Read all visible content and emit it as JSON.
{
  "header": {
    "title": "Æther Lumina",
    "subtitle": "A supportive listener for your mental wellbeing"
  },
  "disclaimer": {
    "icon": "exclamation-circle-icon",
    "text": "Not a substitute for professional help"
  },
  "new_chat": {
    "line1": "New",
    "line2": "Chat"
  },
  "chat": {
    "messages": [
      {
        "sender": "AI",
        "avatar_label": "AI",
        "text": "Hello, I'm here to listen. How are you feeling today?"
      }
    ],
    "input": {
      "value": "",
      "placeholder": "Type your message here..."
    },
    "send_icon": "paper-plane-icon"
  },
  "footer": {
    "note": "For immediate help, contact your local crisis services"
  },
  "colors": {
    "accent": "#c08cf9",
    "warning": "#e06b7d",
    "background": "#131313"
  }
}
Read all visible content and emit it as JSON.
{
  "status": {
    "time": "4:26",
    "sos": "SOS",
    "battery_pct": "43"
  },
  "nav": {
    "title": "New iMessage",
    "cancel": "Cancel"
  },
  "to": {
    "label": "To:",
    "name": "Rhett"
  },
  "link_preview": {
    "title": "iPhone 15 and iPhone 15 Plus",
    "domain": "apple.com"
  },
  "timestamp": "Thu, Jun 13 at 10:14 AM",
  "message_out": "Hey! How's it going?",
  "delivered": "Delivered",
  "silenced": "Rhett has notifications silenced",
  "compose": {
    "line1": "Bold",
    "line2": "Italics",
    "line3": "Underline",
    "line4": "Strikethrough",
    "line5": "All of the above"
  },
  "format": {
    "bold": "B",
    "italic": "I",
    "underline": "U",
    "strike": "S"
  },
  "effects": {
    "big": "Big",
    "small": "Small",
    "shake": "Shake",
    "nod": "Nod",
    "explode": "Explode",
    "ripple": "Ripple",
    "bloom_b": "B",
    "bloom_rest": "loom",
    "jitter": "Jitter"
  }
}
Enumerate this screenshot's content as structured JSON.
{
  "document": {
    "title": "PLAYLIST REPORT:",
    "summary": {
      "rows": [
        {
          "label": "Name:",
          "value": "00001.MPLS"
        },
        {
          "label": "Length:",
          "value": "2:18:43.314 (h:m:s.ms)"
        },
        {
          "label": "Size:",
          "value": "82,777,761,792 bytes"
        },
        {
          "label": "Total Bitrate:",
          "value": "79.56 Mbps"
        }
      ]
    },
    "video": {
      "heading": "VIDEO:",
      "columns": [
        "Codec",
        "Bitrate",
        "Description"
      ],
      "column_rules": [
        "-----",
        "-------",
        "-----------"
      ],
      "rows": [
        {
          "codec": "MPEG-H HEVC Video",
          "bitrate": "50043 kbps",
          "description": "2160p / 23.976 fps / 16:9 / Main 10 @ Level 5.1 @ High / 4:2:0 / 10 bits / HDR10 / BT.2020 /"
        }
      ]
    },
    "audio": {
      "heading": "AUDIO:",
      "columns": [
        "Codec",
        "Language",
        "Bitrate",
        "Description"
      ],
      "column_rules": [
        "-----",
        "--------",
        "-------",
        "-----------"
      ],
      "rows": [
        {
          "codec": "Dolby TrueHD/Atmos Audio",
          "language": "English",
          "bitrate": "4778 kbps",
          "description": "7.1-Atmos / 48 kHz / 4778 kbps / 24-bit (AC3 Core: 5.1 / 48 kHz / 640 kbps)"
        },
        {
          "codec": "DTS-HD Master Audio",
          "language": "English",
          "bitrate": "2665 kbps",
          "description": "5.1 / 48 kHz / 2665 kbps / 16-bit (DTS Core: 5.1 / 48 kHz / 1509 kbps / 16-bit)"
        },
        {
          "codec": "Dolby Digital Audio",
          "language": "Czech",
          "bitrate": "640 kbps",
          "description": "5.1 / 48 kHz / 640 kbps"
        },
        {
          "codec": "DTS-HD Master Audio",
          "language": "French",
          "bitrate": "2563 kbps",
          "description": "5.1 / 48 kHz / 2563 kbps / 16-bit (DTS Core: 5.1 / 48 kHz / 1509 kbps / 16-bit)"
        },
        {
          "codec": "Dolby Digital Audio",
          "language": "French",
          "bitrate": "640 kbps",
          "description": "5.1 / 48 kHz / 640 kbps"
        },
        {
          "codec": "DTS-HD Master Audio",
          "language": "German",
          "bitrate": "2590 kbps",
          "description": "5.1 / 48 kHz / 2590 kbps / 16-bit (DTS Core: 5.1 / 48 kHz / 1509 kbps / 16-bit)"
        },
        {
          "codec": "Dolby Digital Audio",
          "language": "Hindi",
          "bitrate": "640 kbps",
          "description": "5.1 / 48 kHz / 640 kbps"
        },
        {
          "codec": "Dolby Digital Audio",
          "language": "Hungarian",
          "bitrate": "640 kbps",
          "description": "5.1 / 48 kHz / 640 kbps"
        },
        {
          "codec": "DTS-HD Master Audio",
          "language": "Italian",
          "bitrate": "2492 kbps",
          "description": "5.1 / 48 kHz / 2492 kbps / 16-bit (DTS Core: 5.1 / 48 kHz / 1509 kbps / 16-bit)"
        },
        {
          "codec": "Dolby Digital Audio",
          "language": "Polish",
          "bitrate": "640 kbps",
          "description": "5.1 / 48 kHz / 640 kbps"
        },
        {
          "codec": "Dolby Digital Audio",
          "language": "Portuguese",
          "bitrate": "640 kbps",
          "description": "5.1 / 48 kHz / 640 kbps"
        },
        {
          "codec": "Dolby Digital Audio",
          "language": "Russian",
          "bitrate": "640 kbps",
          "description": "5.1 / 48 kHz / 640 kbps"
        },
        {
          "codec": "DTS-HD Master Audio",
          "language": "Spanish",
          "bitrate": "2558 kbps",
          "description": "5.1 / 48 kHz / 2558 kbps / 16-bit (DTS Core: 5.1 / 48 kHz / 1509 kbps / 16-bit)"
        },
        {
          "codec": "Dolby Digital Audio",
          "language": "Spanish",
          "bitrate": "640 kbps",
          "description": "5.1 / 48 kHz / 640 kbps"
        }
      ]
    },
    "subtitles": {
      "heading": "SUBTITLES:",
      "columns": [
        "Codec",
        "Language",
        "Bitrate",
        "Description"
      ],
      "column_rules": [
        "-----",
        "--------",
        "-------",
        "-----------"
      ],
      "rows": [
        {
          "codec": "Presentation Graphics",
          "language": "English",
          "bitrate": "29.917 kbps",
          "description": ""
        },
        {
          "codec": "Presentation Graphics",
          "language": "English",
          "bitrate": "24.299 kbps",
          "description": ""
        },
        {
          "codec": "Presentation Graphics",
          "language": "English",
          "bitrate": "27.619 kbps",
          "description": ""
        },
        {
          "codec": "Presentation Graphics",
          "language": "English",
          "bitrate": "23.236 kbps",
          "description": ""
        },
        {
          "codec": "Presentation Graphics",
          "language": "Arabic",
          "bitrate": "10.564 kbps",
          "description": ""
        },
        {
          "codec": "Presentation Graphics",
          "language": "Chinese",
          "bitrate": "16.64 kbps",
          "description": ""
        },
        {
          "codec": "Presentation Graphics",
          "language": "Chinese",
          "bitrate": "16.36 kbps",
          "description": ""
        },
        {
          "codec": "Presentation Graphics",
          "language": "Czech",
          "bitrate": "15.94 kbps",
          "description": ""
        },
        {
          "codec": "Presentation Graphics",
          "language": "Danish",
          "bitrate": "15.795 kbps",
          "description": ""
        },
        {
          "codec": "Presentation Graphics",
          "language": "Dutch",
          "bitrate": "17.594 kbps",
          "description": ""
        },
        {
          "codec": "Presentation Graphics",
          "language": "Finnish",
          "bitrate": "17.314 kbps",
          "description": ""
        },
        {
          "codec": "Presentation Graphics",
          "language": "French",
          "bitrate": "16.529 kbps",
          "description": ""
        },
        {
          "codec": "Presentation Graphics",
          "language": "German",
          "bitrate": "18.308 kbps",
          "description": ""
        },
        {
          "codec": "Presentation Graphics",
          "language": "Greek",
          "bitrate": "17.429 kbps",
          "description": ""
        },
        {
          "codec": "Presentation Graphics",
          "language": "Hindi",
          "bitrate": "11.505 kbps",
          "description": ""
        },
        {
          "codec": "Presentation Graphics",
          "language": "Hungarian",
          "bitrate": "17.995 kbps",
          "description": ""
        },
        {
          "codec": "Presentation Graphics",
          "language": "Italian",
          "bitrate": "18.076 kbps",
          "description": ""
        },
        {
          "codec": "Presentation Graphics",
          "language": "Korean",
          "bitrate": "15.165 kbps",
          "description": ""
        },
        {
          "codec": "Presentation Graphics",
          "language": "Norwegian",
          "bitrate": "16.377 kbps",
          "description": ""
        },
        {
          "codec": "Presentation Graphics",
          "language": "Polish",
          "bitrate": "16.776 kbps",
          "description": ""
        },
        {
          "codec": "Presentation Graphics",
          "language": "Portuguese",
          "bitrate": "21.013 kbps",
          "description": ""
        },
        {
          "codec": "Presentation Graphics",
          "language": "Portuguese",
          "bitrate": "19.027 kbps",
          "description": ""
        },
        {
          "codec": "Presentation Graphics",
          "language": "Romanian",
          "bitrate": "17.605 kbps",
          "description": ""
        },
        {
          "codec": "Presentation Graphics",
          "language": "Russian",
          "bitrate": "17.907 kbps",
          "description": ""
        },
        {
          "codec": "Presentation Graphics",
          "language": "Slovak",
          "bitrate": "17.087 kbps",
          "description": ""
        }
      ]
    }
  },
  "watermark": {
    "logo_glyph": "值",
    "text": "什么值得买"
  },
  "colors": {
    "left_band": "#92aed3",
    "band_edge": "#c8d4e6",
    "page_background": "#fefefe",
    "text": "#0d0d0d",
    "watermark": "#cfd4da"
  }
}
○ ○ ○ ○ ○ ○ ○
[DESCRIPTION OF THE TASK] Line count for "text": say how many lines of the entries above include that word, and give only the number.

[RESPONSE] 4